▶ [Exercise description]: The reply should consist of every entry, repeated exactly.

* * *

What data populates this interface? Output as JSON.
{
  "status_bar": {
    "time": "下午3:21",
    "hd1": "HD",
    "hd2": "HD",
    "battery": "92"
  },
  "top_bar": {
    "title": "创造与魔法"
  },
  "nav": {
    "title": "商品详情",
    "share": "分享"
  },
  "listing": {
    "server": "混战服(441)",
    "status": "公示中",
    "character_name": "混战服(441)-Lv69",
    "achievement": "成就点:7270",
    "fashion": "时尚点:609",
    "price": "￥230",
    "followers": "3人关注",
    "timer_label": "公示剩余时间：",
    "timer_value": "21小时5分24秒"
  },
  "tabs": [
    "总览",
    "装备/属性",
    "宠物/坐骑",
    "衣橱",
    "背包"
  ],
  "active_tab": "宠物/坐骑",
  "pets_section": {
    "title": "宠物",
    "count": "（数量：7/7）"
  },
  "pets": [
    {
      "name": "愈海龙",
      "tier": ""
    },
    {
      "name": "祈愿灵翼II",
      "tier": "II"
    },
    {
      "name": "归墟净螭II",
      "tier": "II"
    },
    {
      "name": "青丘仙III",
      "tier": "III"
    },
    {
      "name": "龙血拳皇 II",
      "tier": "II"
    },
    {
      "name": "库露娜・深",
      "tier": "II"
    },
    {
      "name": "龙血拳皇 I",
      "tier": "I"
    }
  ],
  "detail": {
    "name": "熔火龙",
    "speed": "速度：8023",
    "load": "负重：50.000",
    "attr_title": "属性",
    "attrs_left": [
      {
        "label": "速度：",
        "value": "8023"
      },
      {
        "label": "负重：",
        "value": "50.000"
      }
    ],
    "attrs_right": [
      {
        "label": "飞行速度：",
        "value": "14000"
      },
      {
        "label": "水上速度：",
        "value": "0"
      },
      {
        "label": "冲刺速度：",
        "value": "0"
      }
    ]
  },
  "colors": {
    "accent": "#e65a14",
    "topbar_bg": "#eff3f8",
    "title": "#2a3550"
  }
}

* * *

▶ [Output]:
What data populates this interface? Output as JSON.
{
  "status_bar": {
    "time": "下午3:21",
    "hd1": "HD",
    "hd2": "HD",
    "battery": "92"
  },
  "top_bar": {
    "title": "创造与魔法"
  },
  "nav": {
    "title": "商品详情",
    "share": "分享"
  },
  "listing": {
    "server": "混战服(441)",
    "status": "公示中",
    "character_name": "混战服(441)-Lv69",
    "achievement": "成就点:7270",
    "fashion": "时尚点:609",
    "price": "￥230",
    "followers": "3人关注",
    "timer_label": "公示剩余时间：",
    "timer_value": "21小时5分24秒"
  },
  "tabs": [
    "总览",
    "装备/属性",
    "宠物/坐骑",
    "衣橱",
    "背包"
  ],
  "active_tab": "宠物/坐骑",
  "pets_section": {
    "title": "宠物",
    "count": "（数量：7/7）"
  },
  "pets": [
    {
      "name": "愈海龙",
      "tier": ""
    },
    {
      "name": "祈愿灵翼II",
      "tier": "II"
    },
    {
      "name": "归墟净螭II",
      "tier": "II"
    },
    {
      "name": "青丘仙III",
      "tier": "III"
    },
    {
      "name": "龙血拳皇 II",
      "tier": "II"
    },
    {
      "name": "库露娜・深",
      "tier": "II"
    },
    {
      "name": "龙血拳皇 I",
      "tier": "I"
    }
  ],
  "detail": {
    "name": "熔火龙",
    "speed": "速度：8023",
    "load": "负重：50.000",
    "attr_title": "属性",
    "attrs_left": [
      {
        "label": "速度：",
        "value": "8023"
      },
      {
        "label": "负重：",
        "value": "50.000"
      }
    ],
    "attrs_right": [
      {
        "label": "飞行速度：",
        "value": "14000"
      },
      {
        "label": "水上速度：",
        "value": "0"
      },
      {
        "label": "冲刺速度：",
        "value": "0"
      }
    ]
  },
  "colors": {
    "accent": "#e65a14",
    "topbar_bg": "#eff3f8",
    "title": "#2a3550"
  }
}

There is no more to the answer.